Ring-necked Pheasant

Ring-necked Pheasants were introduced to the United States from Asia, and are popular upland game birds. Males can be identified with copper and gold plumage, red face, white collar, and long barred tail feathers. Females have copper and brown coloration across their body, with shorter tail feathers and drab facial color.
SCIENTIFIC NAME
Phasianus colchicus
CLASSIFICATION
Bird
LIFE SPAN
1-5 Years
SIZE
20-35 ” | 2-2.6 lbs
STATE CONSERVATION STATUS
  • State Protected
FEDERAL CONSERVATION STATUS
Least Concern
GAME STATUS
Game
GAME TYPE
Upland Game
  1. Washoe
  2. Humboldt
  3. Pershing
  4. Churchill
  5. Mineral
  6. Lyon
  7. Douglas
  8. Carson City
  9. Storey
  1. Elko
  2. Lander
  3. Eureka
  4. White Pine
  1. Esmeralda
  2. Nye
  3. Lincoln
  4. Clark
  • Grasslands
  • Marsh
  • Upland Forests

Threats

  • Disease

Natural History

Ring-necked Pheasants are ground foragers, eatings mostly wild fruits, nuts, and insects.
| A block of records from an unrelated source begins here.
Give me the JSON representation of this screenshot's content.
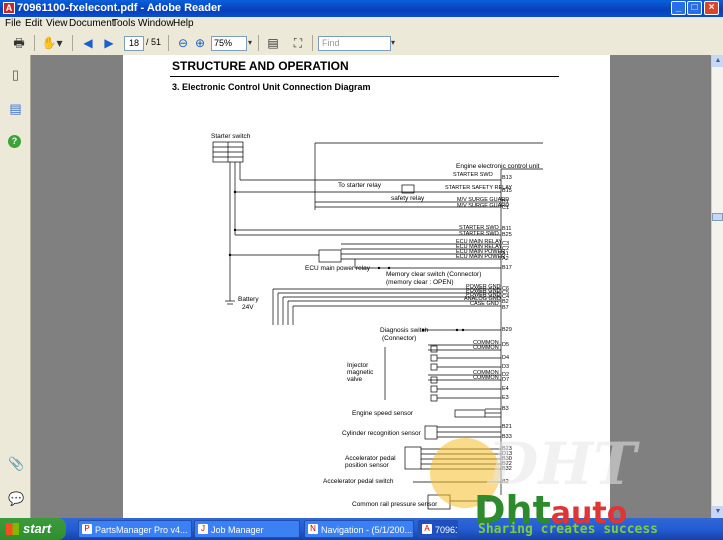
{
  "window": {
    "title": "70961100-fxelecont.pdf - Adobe Reader"
  },
  "menu": [
    "File",
    "Edit",
    "View",
    "Document",
    "Tools",
    "Window",
    "Help"
  ],
  "toolbar": {
    "page_current": "18",
    "page_total": "/ 51",
    "zoom": "75%",
    "find_placeholder": "Find"
  },
  "doc": {
    "heading": "STRUCTURE AND OPERATION",
    "subheading": "3.  Electronic Control Unit Connection Diagram",
    "labels": {
      "starter_switch": "Starter switch",
      "ecu": "Engine electronic control unit",
      "to_starter_relay": "To starter relay",
      "safety_relay": "safety relay",
      "ecu_main_power_relay": "ECU main power relay",
      "memory_clear_switch": "Memory clear switch (Connector)",
      "memory_clear_open": "(memory clear : OPEN)",
      "battery": "Battery",
      "battery_v": "24V",
      "diagnosis_switch": "Diagnosis switch",
      "diagnosis_connector": "(Connector)",
      "injector": "Injector",
      "magnetic": "magnetic",
      "valve": "valve",
      "engine_speed_sensor": "Engine speed sensor",
      "cylinder_recognition_sensor": "Cylinder recognition sensor",
      "accelerator_pedal": "Accelerator pedal",
      "position_sensor": "position sensor",
      "accelerator_pedal_switch": "Accelerator pedal switch",
      "common_rail_pressure_sensor": "Common rail pressure sensor"
    },
    "pins": [
      "B13",
      "B15",
      "B1",
      "C1",
      "B11",
      "B25",
      "C3",
      "C2",
      "A1",
      "A2",
      "B17",
      "C6",
      "C5",
      "C4",
      "B2",
      "B7",
      "B29",
      "D5",
      "D4",
      "D3",
      "D2",
      "D7",
      "E4",
      "E3",
      "B3",
      "B21",
      "B33",
      "B23",
      "D13",
      "B30",
      "B22",
      "B32",
      "B2"
    ],
    "ecu_signals": [
      "STARTER SWO",
      "STARTER SAFETY RELAY",
      "M/V SURGE GUARD",
      "M/V SURGE GUARD",
      "STARTER SWO",
      "STARTER SWO",
      "ECU MAIN RELAY",
      "ECU MAIN RELAY",
      "ECU MAIN POWER",
      "ECU MAIN POWER",
      "POWER GND",
      "POWER GND",
      "POWER GND",
      "ANALOG GND",
      "CASE GND",
      "COMMON",
      "COMMON",
      "COMMON",
      "COMMON"
    ]
  },
  "taskbar": {
    "start": "start",
    "tasks": [
      "PartsManager Pro v4...",
      "Job Manager",
      "Navigation - (5/1/200...",
      "70961..."
    ]
  },
  "watermark": {
    "brand1": "DHT",
    "brand2": "Dht",
    "brand3": "auto",
    "tagline": "Sharing creates success"
  },
  "colors": {
    "titlebar": "#0a4fd0",
    "taskbar": "#245dd3",
    "start": "#2f8f2f",
    "chrome": "#ece9d8"
  }
}
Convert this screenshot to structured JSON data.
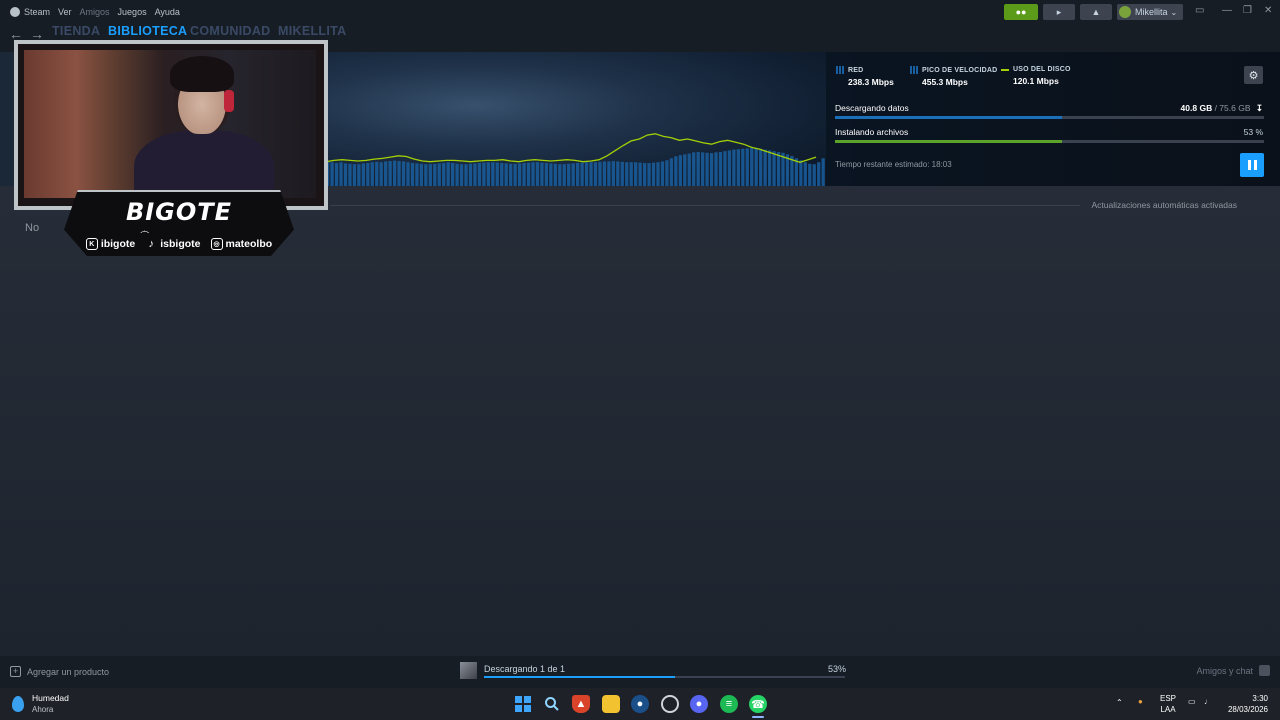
{
  "menubar": {
    "app": "Steam",
    "items": [
      "Ver",
      "Amigos",
      "Juegos",
      "Ayuda"
    ],
    "account_name": "Mikellita",
    "account_caret": "⌄"
  },
  "nav": {
    "back_arrow": "←",
    "forward_arrow": "→",
    "tabs": [
      "TIENDA",
      "BIBLIOTECA",
      "COMUNIDAD",
      "MIKELLITA"
    ],
    "active_tab": "BIBLIOTECA"
  },
  "downloads": {
    "stats": [
      {
        "label": "RED",
        "value": "238.3 Mbps",
        "legend": "bars"
      },
      {
        "label": "PICO DE VELOCIDAD",
        "value": "455.3 Mbps",
        "legend": "bars"
      },
      {
        "label": "USO DEL DISCO",
        "value": "120.1 Mbps",
        "legend": "line"
      }
    ],
    "downloading_label": "Descargando datos",
    "downloaded_amount": "40.8 GB",
    "total_amount": "/ 75.6 GB",
    "download_progress": 0.53,
    "installing_label": "Instalando archivos",
    "install_percent": "53 %",
    "install_progress": 0.53,
    "eta": "Tiempo restante estimado: 18:03",
    "auto_updates": "Actualizaciones automáticas activadas",
    "partial_text": "No",
    "graph": {
      "network_bars": [
        0.62,
        0.6,
        0.58,
        0.6,
        0.57,
        0.56,
        0.55,
        0.55,
        0.57,
        0.58,
        0.6,
        0.61,
        0.6,
        0.62,
        0.63,
        0.64,
        0.63,
        0.62,
        0.6,
        0.58,
        0.57,
        0.56,
        0.55,
        0.55,
        0.56,
        0.57,
        0.58,
        0.6,
        0.58,
        0.56,
        0.55,
        0.55,
        0.56,
        0.57,
        0.58,
        0.59,
        0.6,
        0.6,
        0.59,
        0.58,
        0.57,
        0.56,
        0.56,
        0.57,
        0.58,
        0.59,
        0.6,
        0.6,
        0.59,
        0.58,
        0.57,
        0.56,
        0.55,
        0.55,
        0.56,
        0.57,
        0.58,
        0.59,
        0.6,
        0.6,
        0.6,
        0.61,
        0.62,
        0.62,
        0.63,
        0.62,
        0.61,
        0.6,
        0.6,
        0.6,
        0.59,
        0.58,
        0.58,
        0.59,
        0.6,
        0.62,
        0.65,
        0.7,
        0.75,
        0.78,
        0.8,
        0.82,
        0.85,
        0.86,
        0.85,
        0.84,
        0.83,
        0.85,
        0.86,
        0.88,
        0.9,
        0.92,
        0.93,
        0.94,
        0.95,
        0.96,
        0.95,
        0.94,
        0.92,
        0.9,
        0.88,
        0.86,
        0.84,
        0.8,
        0.76,
        0.7,
        0.65,
        0.6,
        0.56,
        0.55,
        0.6,
        0.7
      ],
      "disk_line": [
        0.53,
        0.55,
        0.56,
        0.55,
        0.54,
        0.55,
        0.57,
        0.58,
        0.6,
        0.62,
        0.61,
        0.57,
        0.54,
        0.53,
        0.54,
        0.55,
        0.55,
        0.54,
        0.53,
        0.54,
        0.55,
        0.55,
        0.56,
        0.54,
        0.53,
        0.55,
        0.56,
        0.55,
        0.54,
        0.55,
        0.56,
        0.55,
        0.53,
        0.54,
        0.56,
        0.62,
        0.7,
        0.78,
        0.85,
        0.88,
        0.94,
        0.96,
        0.92,
        0.9,
        0.86,
        0.88,
        0.85,
        0.82,
        0.8,
        0.84,
        0.86,
        0.83,
        0.8,
        0.75,
        0.72,
        0.68,
        0.64,
        0.6,
        0.56,
        0.52,
        0.56,
        0.6
      ]
    }
  },
  "webcam": {
    "brand": "BIGOTE",
    "mustache": "෴",
    "socials": [
      {
        "icon": "twitch-kick-icon",
        "glyph": "K",
        "handle": "ibigote"
      },
      {
        "icon": "tiktok-icon",
        "glyph": "♪",
        "handle": "isbigote"
      },
      {
        "icon": "instagram-icon",
        "glyph": "◎",
        "handle": "mateolbo"
      }
    ]
  },
  "bottombar": {
    "add_product": "Agregar un producto",
    "downloading_status": "Descargando 1 de 1",
    "percent": "53%",
    "progress": 0.53,
    "friends_chat": "Amigos y chat"
  },
  "taskbar": {
    "weather_title": "Humedad",
    "weather_sub": "Ahora",
    "lang_top": "ESP",
    "lang_bottom": "LAA",
    "time": "3:30",
    "date": "28/03/2026",
    "tray_caret": "⌃"
  },
  "colors": {
    "accent": "#1a9fff",
    "disk_line": "#a4d007",
    "network_bar": "#1a5fa0",
    "install_fill": "#5ba32b",
    "friends_green": "#5c9a1a"
  }
}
They will use their beaks and feet to turn over soil and pick insects out of the ground. During the early spring, breeding territories are established by male pheasants. Competitors in these territories will fight by fluttering upwards, biting, and scratching each others wattles. Females will gather around one male in his territory, where the male will guard them from advances of other males. Females will create a very basic nest on the ground surrounded by tall vegetation. Chicks are born ready to leave the nest almost immediately.

Fun Facts

Ring-necked Pheasants often harass other ground nesting birds, and females will sometimes lay their own eggs in the nests of these birds. The young will grow up as brood parasites often among Prairie Chickens.